• [THE DATA]:
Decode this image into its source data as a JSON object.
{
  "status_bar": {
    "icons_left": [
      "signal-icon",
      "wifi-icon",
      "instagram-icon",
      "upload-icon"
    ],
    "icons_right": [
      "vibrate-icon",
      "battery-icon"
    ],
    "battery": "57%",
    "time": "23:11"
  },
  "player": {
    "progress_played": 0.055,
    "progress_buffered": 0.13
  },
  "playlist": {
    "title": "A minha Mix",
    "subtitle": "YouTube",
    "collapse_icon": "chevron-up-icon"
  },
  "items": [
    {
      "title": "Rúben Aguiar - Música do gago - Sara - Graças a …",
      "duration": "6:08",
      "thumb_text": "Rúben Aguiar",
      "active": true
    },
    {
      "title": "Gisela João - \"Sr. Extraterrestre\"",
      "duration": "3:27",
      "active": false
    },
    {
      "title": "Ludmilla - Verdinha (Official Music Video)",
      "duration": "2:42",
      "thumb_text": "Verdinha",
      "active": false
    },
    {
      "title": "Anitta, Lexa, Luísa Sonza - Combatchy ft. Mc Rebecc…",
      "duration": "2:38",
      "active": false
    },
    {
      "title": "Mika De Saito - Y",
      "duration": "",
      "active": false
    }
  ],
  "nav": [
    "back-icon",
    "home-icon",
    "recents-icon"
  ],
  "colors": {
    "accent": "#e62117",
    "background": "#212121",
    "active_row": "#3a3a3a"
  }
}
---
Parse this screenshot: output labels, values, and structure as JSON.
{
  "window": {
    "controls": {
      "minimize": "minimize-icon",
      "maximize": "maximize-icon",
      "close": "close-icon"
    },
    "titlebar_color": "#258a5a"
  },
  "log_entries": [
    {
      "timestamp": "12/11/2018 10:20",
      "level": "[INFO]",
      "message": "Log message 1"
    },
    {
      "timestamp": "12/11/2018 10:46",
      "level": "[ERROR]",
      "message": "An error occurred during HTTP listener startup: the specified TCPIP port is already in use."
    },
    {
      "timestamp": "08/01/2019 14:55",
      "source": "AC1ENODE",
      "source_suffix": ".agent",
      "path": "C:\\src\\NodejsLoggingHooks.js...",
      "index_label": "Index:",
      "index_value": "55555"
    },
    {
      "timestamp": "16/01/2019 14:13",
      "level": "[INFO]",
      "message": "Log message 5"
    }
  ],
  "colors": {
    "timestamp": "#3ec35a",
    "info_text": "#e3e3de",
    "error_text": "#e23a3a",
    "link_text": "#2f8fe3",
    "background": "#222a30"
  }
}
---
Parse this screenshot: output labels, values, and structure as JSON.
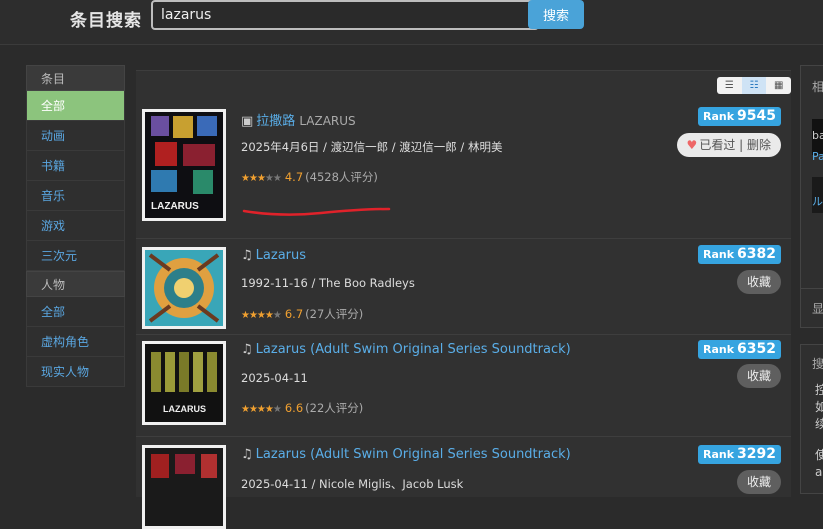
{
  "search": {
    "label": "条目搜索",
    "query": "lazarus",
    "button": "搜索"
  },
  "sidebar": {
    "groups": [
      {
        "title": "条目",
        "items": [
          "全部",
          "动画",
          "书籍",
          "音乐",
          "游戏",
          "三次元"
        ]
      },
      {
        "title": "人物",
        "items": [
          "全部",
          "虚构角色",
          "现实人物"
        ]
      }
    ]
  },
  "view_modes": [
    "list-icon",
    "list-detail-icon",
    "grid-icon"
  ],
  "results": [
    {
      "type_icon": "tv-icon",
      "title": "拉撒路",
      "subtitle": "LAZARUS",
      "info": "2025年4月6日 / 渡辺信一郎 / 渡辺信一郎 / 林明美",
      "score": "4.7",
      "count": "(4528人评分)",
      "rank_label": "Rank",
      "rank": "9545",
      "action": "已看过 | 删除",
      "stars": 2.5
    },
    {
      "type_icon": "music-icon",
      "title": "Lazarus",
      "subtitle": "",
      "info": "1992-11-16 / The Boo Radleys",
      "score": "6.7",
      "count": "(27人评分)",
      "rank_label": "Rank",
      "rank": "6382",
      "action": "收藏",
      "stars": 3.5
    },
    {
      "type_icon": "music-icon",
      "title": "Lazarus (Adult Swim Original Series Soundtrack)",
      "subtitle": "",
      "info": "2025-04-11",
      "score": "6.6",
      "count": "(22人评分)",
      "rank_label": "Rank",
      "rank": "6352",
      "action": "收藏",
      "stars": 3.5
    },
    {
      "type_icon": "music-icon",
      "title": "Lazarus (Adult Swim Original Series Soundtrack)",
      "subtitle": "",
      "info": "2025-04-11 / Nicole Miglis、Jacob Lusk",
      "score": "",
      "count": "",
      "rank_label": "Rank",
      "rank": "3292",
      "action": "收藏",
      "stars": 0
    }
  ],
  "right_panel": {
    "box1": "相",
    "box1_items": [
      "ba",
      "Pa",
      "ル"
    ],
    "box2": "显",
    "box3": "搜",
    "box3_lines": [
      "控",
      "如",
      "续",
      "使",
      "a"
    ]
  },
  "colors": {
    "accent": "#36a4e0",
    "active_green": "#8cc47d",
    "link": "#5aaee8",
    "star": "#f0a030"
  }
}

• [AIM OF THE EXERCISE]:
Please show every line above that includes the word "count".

• [RESPONSE FOR THIS EXERCISE]:
      "count": "(4528人评分)",
      "count": "(27人评分)",
      "count": "(22人评分)",
      "count": "",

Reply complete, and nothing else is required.